Assignment. The records that follow must be repeated exactly, except for their pictures.

***

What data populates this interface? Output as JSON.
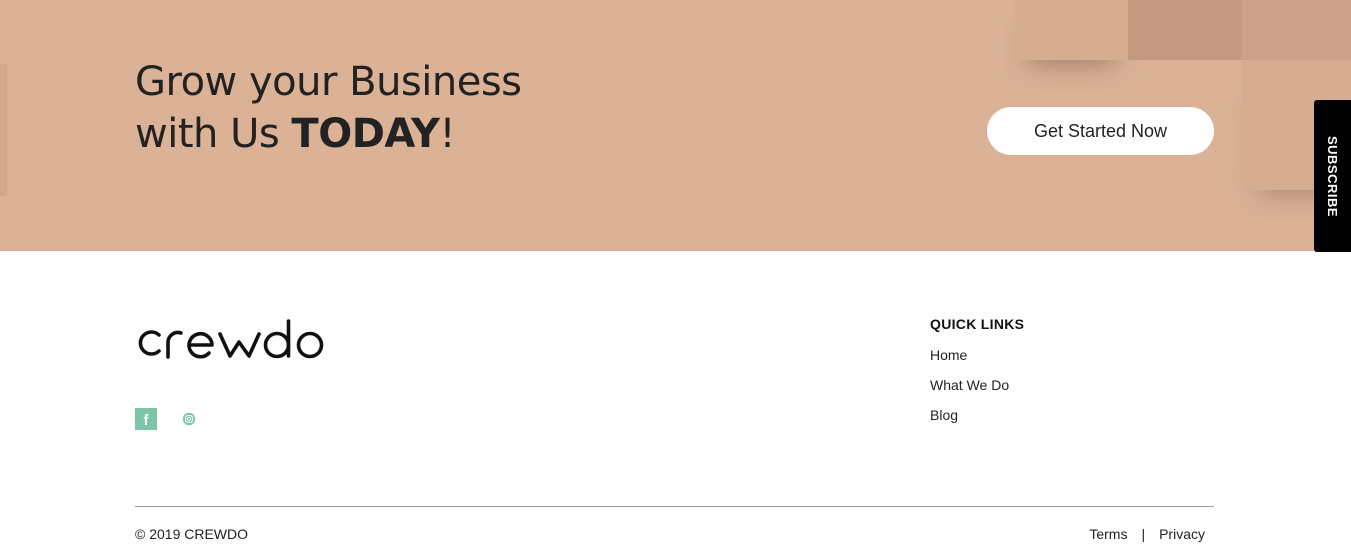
{
  "cta": {
    "title_line1": "Grow your Business",
    "title_line2_prefix": "with Us ",
    "title_line2_bold": "TODAY",
    "title_line2_suffix": "!",
    "button_label": "Get Started Now",
    "background_color": "#dbb296"
  },
  "subscribe_tab": {
    "label": "SUBSCRIBE"
  },
  "footer": {
    "logo_text": "crewdo",
    "social": [
      {
        "icon": "facebook-icon",
        "glyph": "f",
        "color": "#7cc5a8"
      },
      {
        "icon": "instagram-icon",
        "color": "#7cc5a8"
      }
    ],
    "quick_links": {
      "title": "QUICK LINKS",
      "items": [
        "Home",
        "What We Do",
        "Blog"
      ]
    },
    "copyright": "© 2019 CREWDO",
    "legal": {
      "terms": "Terms",
      "separator": "|",
      "privacy": "Privacy"
    }
  }
}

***

Task answer.
What data populates this interface? Output as JSON.
{
  "cta": {
    "title_line1": "Grow your Business",
    "title_line2_prefix": "with Us ",
    "title_line2_bold": "TODAY",
    "title_line2_suffix": "!",
    "button_label": "Get Started Now",
    "background_color": "#dbb296"
  },
  "subscribe_tab": {
    "label": "SUBSCRIBE"
  },
  "footer": {
    "logo_text": "crewdo",
    "social": [
      {
        "icon": "facebook-icon",
        "glyph": "f",
        "color": "#7cc5a8"
      },
      {
        "icon": "instagram-icon",
        "color": "#7cc5a8"
      }
    ],
    "quick_links": {
      "title": "QUICK LINKS",
      "items": [
        "Home",
        "What We Do",
        "Blog"
      ]
    },
    "copyright": "© 2019 CREWDO",
    "legal": {
      "terms": "Terms",
      "separator": "|",
      "privacy": "Privacy"
    }
  }
}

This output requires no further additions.